Formula 1 entered a new era of car design in 2022, and some teams have not got it right but how is Codemasters dealing with porpoising in F1 22?
By removing it completely!
Codemasters Lead Handling Designer David Greco explains how F1 22 deals with the bouncing that some teams like Mercedes have struggled with this year.
Porpoising in F1 22
We know from our interview with Senior Creative Director Lee Mather that porpoising isn't in F1 22. That means no endless bouncing down the final third of a long straight.
Some players have bemoaned this as a lack of authenticity, but in our opinion it is definitely the right move from Codemasters.
But how have they done it? YouTuber Alex Gillon sat down with David Greco to go over the changes. You can see his original interview here.
"We decided not to have porpoising." Says Greco in the interview.
"The first thing the player would try to do is to get rid of it." Explains Greco. Introducing something in your handling that players will just struggle and fight against seems counter-intuitive for a game that wants to entertain as well as replicate the F1 season.
"I don't think for casual players that a default setup with porpoising would be something cool to have."
"It was a decision I and the physics [team] made to not allow it to happen."
So how are they preventing the car from bouncing along the straight? Greco explains.
"We just make it so the defuser doesn't stall." It's really an elegant solution, as it lets Codemasters' physics continue to work, but just prevents one side effect of the new car designs.
It's the sort of upgrade teams want, but can't just make happen in the real world!
Greco also explained that were it to be in the game at the start, that several seasons into Career Mode it could become a real problem, with cars that are faster and have even more downforce creating situations that catch both the AI and drivers unaware.
F1 22's cars
We've been able to get hands-on with F1 22, and players can expect a big change in feel and feedback over last year's game.
The new cars are heavier, with the wheels in particular providing a bulk of unsprung mass that really makes it feel cumbersome in slow corners especially.
Part of the big changes also mean you can't just throw the cars over kerbs now. That will make the car bottom out and cause problems. You can even beach these cars with their lower ride height as well.

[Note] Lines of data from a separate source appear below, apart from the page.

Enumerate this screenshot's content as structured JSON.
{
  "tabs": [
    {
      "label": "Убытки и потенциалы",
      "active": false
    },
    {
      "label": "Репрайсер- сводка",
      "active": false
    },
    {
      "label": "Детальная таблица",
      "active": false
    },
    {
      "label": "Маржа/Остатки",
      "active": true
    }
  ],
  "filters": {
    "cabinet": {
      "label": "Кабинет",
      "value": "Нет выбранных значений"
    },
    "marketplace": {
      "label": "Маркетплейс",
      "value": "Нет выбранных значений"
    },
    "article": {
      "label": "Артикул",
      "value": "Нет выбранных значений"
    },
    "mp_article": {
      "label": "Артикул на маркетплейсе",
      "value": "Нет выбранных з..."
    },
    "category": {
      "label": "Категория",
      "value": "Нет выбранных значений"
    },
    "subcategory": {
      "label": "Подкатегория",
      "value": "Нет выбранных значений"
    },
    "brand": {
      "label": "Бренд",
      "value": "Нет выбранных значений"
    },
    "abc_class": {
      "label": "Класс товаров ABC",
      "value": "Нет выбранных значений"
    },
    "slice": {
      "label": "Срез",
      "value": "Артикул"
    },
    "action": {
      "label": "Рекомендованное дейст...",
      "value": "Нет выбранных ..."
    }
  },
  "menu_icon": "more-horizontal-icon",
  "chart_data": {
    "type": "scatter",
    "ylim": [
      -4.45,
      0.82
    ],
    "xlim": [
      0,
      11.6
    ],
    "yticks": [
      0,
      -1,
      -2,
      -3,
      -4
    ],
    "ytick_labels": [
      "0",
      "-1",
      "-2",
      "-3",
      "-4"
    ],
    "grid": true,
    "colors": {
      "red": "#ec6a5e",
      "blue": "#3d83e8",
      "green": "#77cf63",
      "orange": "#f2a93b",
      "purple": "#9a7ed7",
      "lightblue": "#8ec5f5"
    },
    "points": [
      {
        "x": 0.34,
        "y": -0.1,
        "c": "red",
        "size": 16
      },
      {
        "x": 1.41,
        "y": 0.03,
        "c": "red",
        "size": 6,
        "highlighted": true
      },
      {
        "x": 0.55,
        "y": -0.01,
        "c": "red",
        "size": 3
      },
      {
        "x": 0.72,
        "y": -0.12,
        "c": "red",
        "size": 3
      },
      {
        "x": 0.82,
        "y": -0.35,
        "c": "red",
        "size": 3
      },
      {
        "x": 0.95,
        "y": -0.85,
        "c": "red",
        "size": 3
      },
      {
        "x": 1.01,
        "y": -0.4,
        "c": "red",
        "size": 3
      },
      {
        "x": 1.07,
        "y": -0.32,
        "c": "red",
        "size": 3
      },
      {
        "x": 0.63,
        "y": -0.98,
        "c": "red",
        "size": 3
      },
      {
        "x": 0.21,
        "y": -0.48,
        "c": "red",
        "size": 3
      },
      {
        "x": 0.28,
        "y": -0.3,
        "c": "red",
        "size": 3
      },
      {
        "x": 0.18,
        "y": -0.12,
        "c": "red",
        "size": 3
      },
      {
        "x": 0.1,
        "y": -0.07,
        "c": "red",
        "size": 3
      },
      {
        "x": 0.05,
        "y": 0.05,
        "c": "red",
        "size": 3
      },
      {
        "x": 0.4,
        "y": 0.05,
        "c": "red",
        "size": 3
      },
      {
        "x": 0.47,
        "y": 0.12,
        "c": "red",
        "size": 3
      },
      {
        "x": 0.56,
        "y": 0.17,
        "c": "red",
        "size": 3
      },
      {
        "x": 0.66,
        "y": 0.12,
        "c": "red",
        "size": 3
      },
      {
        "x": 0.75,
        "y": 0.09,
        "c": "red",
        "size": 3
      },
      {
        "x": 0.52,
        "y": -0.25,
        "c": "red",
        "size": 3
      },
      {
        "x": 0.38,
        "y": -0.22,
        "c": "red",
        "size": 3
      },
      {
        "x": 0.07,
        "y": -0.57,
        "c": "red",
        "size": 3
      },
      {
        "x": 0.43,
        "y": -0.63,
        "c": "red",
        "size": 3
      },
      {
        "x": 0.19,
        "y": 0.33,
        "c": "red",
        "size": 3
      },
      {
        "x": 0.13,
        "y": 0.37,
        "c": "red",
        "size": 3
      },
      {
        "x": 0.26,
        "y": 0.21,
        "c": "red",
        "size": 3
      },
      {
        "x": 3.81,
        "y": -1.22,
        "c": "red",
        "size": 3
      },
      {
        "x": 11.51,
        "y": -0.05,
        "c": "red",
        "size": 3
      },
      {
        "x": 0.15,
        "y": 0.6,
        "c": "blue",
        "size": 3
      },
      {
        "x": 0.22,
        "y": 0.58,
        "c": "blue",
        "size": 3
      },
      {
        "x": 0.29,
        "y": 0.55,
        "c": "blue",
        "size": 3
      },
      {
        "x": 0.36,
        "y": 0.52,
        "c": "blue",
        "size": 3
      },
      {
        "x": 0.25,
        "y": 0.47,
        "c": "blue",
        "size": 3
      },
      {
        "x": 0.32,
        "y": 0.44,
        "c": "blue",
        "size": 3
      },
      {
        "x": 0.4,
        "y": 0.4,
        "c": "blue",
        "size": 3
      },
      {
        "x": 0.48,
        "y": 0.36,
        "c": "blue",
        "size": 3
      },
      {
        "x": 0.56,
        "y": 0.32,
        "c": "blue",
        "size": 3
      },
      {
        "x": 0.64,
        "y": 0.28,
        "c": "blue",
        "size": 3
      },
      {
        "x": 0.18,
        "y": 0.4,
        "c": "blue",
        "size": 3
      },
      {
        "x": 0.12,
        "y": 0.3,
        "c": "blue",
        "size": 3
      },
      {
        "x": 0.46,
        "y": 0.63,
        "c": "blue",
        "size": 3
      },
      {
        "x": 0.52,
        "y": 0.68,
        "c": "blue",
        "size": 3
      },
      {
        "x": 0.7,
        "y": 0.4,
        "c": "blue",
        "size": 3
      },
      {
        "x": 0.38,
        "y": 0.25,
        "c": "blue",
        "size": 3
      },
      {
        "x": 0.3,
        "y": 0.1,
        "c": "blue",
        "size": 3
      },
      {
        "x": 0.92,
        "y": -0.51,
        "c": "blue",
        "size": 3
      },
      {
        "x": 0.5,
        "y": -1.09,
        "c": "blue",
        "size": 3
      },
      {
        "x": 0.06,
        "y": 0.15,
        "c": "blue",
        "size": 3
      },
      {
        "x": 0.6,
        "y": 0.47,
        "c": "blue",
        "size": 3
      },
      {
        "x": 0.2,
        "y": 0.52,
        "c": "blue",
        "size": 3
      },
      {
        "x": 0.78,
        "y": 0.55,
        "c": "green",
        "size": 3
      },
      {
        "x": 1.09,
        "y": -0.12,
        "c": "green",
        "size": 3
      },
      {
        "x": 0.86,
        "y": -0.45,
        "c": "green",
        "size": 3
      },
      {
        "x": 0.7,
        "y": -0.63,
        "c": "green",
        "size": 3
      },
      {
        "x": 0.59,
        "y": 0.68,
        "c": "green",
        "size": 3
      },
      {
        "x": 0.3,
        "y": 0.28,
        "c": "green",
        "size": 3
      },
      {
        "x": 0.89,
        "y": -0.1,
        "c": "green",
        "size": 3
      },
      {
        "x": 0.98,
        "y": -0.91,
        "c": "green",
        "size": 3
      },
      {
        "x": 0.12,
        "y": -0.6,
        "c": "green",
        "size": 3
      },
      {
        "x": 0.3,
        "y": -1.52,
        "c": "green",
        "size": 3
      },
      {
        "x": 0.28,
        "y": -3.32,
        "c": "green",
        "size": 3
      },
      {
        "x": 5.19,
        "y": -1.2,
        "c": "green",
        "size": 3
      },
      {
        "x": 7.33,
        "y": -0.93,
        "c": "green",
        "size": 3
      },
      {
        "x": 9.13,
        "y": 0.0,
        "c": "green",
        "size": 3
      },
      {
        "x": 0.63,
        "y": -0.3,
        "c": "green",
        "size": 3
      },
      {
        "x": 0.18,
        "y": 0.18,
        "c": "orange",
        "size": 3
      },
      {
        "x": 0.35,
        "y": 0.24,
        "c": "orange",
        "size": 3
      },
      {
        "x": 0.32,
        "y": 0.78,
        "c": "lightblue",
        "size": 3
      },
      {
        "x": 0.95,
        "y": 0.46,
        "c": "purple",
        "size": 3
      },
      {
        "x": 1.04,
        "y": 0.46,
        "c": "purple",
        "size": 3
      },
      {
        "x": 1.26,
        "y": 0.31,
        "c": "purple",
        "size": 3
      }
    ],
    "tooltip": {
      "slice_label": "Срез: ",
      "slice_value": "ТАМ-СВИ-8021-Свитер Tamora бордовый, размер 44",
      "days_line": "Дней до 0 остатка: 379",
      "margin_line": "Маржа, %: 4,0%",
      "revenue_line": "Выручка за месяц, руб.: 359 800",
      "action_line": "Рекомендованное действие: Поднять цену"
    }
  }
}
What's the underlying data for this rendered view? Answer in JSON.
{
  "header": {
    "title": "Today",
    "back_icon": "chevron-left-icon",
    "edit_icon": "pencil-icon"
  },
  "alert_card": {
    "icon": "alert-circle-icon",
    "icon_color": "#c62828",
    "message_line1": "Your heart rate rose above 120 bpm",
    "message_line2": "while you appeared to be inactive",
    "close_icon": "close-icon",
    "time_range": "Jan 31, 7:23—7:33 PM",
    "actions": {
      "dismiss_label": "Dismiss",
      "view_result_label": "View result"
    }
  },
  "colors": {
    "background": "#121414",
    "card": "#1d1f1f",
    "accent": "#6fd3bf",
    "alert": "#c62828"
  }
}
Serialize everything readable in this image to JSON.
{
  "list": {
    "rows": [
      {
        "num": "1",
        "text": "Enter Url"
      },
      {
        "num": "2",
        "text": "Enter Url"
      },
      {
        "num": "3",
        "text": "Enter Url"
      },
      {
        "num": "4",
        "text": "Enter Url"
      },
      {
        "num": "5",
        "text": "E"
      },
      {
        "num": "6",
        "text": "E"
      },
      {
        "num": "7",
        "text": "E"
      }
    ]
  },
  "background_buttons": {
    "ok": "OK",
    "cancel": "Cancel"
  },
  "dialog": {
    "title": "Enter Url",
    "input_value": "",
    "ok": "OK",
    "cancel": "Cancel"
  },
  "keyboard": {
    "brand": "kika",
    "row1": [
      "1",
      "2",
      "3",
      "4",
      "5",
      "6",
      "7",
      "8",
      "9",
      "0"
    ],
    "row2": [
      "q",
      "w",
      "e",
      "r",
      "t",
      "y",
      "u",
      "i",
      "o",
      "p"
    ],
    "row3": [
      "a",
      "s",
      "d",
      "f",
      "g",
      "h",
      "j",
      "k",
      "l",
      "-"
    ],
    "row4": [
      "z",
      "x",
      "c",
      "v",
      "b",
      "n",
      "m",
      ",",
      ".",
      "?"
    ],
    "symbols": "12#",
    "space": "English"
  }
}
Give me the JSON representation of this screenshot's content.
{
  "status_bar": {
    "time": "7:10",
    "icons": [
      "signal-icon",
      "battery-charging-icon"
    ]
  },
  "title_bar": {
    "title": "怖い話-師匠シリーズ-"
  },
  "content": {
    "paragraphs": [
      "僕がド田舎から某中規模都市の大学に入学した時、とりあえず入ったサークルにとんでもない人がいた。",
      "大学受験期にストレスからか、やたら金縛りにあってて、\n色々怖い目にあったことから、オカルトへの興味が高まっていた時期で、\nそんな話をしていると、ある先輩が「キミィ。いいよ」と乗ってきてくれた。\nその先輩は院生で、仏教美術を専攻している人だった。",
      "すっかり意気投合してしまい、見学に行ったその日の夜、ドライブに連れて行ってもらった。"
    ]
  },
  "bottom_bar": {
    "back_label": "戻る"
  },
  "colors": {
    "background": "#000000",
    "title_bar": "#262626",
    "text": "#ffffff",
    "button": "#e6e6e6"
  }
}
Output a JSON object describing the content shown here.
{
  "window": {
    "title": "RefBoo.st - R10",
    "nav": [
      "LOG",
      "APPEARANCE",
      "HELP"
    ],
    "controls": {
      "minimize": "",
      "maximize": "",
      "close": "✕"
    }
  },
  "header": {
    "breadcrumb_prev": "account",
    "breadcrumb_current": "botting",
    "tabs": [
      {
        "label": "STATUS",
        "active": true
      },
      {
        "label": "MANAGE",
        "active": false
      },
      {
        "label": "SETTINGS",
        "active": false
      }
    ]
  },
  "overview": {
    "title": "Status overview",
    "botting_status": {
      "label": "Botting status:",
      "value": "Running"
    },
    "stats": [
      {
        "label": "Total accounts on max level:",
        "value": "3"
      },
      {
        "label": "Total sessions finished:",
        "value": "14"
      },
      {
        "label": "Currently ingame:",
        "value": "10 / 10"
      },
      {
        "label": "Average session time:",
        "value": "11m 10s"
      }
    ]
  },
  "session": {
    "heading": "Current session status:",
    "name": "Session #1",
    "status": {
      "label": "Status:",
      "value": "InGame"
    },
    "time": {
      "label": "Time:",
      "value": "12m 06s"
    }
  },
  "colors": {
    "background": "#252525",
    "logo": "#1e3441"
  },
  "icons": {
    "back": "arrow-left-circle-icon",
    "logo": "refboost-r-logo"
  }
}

There are likely to be tweaks between now and launch on 1 July, as well as post-release updates to keep the cars in line with the real performance levels of Formula 1. But right now the F1 22 cars are a joy to drive.